hostile

[ hos-tl or, esp. British, -tahyl ]
/ ˈhɒs tl or, esp. British, -taɪl /

adjective

of, relating to, or characteristic of an enemy: a hostile nation.
opposed in feeling, action, or character; antagonistic: hostile criticism.
characterized by antagonism.
not friendly, warm, or generous; not hospitable.

noun

a person or thing that is antagonistic or unfriendly.
Military. an enemy soldier, plane, ship, etc.

Origin of hostile

1585–95; < Latin hostīlis, equivalent to hostis enemy (see host2) + -īlis -ile

SYNONYMS FOR hostile
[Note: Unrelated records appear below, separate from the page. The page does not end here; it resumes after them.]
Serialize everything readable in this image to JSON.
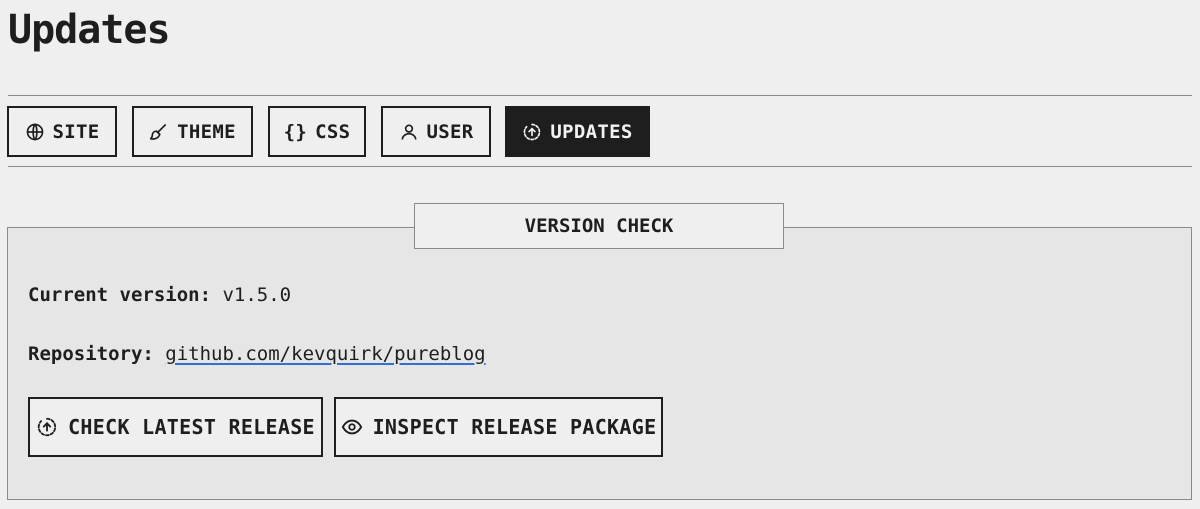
{
  "page": {
    "title": "Updates"
  },
  "tabs": [
    {
      "label": "SITE",
      "icon": "globe-icon",
      "active": false
    },
    {
      "label": "THEME",
      "icon": "brush-icon",
      "active": false
    },
    {
      "label": "CSS",
      "icon": "braces-icon",
      "glyph": "{}",
      "active": false
    },
    {
      "label": "USER",
      "icon": "user-icon",
      "active": false
    },
    {
      "label": "UPDATES",
      "icon": "update-icon",
      "active": true
    }
  ],
  "version_check": {
    "legend": "VERSION CHECK",
    "current_version_label": "Current version:",
    "current_version_value": "v1.5.0",
    "repository_label": "Repository:",
    "repository_value": "github.com/kevquirk/pureblog",
    "check_button": {
      "label": "CHECK LATEST RELEASE",
      "icon": "update-icon"
    },
    "inspect_button": {
      "label": "INSPECT RELEASE PACKAGE",
      "icon": "eye-icon"
    }
  },
  "colors": {
    "background": "#efefef",
    "panel": "#e6e6e6",
    "text": "#1e1e1e",
    "active_tab": "#1e1e1e",
    "link_underline": "#2f6fd6"
  }
}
2 adverse, averse, contrary. Hostile, inimical indicate that which characterizes an enemy or something injurious to one's interests. Hostile applies to the spirit, attitude, or action of an enemy: They showed a hostile and menacing attitude. Inimical applies to an antagonistic or injurious tendency or influence: Their remarks were inimical to his reputation.

Related forms

Can be confused

hostel hostile (see synonym study at the current entry)
Dictionary.com Unabridged Based on the Random House Unabridged Dictionary, © Random House, Inc. 2019

Examples from the Web for hostile

British Dictionary definitions for hostile

hostile

/ (ˈhɒstaɪl) /

adjective

antagonistic; opposed
of or relating to an enemy
unfriendly

noun

a hostile person; enemy

Derived Forms

hostilely, adverb

Word Origin for hostile

C16: from Latin hostīlis, from hostis enemy
Collins English Dictionary - Complete & Unabridged 2012 Digital Edition © William Collins Sons & Co. Ltd. 1979, 1986 © HarperCollins Publishers 1998, 2000, 2003, 2005, 2006, 2007, 2009, 2012